=== Task data ===

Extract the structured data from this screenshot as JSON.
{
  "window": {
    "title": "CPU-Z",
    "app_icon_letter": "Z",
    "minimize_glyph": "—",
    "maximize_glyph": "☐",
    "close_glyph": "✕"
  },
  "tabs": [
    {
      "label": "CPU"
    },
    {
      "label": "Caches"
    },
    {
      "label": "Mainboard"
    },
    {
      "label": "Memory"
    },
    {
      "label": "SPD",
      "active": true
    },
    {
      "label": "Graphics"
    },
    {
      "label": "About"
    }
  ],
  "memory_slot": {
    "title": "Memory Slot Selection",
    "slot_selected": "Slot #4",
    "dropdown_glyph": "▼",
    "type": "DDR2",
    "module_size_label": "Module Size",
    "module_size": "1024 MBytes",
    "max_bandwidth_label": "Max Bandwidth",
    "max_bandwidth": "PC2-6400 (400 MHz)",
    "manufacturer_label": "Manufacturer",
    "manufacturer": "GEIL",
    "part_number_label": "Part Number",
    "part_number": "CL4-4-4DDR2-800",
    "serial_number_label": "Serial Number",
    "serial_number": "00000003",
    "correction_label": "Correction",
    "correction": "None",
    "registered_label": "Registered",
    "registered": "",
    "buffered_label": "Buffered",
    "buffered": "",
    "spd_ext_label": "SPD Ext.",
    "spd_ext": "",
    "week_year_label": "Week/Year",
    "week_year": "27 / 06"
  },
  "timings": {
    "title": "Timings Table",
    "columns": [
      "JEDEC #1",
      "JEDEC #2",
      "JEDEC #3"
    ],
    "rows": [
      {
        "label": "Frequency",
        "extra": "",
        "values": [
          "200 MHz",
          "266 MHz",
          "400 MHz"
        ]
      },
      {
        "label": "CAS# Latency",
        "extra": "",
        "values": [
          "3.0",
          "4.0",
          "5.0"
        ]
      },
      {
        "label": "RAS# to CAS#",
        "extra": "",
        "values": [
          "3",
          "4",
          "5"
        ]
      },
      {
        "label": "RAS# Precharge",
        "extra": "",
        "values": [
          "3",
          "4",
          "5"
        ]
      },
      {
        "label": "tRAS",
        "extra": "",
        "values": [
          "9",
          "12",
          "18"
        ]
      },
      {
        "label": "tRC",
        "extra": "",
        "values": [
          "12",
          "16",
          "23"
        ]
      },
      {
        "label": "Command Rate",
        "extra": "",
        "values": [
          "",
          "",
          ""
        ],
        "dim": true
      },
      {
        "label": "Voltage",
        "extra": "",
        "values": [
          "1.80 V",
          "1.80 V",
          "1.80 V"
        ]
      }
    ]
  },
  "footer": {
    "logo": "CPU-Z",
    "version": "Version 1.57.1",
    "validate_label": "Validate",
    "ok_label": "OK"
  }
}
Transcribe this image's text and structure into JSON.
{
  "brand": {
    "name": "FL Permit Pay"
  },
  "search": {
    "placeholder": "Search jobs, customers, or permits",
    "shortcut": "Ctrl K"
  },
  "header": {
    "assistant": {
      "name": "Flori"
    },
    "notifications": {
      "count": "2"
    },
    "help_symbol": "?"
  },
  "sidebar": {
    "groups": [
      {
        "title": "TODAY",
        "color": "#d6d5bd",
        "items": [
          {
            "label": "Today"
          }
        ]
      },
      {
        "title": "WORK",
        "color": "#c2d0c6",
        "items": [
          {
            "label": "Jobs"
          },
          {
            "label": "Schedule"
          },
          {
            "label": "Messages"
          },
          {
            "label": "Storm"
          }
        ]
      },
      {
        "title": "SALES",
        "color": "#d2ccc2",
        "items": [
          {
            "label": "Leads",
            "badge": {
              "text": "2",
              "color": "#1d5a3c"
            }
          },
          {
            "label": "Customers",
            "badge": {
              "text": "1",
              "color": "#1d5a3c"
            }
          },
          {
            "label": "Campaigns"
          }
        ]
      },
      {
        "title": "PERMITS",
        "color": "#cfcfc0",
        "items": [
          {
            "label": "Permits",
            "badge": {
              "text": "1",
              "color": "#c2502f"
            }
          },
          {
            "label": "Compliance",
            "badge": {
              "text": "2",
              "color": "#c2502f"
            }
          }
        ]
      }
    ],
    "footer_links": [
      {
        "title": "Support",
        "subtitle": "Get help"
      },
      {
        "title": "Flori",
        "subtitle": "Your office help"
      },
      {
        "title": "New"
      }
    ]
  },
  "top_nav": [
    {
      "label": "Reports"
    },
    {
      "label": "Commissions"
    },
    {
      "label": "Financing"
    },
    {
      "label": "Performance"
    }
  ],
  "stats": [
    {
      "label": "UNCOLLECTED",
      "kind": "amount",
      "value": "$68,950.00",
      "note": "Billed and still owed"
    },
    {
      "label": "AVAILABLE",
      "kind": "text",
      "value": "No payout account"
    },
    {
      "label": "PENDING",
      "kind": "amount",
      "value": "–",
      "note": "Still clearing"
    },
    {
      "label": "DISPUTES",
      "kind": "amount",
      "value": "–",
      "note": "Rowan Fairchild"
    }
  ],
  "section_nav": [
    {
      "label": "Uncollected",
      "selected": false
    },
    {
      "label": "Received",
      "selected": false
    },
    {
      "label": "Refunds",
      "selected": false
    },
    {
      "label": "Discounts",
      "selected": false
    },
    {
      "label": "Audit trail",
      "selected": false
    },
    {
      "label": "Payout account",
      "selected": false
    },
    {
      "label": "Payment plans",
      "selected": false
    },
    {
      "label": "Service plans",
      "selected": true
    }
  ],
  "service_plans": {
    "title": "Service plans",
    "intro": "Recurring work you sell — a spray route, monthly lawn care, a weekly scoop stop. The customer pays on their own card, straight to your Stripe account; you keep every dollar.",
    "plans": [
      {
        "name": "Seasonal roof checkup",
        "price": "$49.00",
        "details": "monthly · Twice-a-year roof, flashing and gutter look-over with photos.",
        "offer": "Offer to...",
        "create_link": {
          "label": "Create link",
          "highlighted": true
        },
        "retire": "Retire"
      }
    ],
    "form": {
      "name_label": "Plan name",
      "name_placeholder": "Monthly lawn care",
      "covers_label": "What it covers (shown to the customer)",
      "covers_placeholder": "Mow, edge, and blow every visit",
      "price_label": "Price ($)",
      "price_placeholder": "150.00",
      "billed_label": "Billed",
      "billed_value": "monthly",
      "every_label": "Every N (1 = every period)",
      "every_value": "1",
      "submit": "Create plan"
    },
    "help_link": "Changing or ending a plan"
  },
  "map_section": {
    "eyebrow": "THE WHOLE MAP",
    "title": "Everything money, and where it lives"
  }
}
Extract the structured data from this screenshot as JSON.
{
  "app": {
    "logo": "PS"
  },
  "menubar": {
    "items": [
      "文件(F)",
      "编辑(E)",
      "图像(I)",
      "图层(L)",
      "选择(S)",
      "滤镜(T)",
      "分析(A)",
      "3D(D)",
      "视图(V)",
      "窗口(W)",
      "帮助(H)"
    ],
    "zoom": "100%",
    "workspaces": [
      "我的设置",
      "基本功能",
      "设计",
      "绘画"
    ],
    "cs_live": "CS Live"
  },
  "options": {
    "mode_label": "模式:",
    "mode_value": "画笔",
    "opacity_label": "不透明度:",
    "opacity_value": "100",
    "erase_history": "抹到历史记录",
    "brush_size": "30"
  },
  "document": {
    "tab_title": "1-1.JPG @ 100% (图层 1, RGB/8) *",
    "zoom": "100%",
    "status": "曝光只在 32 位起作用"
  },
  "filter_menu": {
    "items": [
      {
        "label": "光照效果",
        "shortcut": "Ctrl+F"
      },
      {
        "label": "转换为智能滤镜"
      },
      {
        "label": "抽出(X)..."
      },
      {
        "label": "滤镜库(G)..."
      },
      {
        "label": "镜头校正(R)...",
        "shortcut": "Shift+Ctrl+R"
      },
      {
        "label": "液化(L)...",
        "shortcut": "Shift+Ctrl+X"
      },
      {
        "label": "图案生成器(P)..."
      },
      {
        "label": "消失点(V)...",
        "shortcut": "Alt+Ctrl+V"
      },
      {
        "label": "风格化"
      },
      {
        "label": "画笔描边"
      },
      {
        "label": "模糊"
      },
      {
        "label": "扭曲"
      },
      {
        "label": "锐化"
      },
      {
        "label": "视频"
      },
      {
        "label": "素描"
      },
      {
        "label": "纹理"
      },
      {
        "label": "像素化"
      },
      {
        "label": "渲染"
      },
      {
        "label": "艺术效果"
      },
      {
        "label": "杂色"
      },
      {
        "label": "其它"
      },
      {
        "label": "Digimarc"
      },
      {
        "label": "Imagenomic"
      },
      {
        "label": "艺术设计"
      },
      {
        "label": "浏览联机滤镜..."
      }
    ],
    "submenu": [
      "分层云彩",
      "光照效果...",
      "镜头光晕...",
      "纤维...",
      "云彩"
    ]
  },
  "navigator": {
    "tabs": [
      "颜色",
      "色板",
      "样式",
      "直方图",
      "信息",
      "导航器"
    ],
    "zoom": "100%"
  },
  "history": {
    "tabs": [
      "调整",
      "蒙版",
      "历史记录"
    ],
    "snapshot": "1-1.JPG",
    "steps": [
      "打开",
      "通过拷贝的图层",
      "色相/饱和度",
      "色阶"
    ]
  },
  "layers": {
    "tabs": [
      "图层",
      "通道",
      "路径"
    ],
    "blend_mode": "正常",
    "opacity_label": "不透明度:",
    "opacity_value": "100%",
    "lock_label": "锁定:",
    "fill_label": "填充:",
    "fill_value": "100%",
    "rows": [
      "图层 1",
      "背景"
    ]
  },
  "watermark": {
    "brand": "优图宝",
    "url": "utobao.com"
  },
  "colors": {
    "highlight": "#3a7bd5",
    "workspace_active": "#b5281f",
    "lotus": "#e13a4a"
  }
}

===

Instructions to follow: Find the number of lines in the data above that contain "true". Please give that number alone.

Answer: 4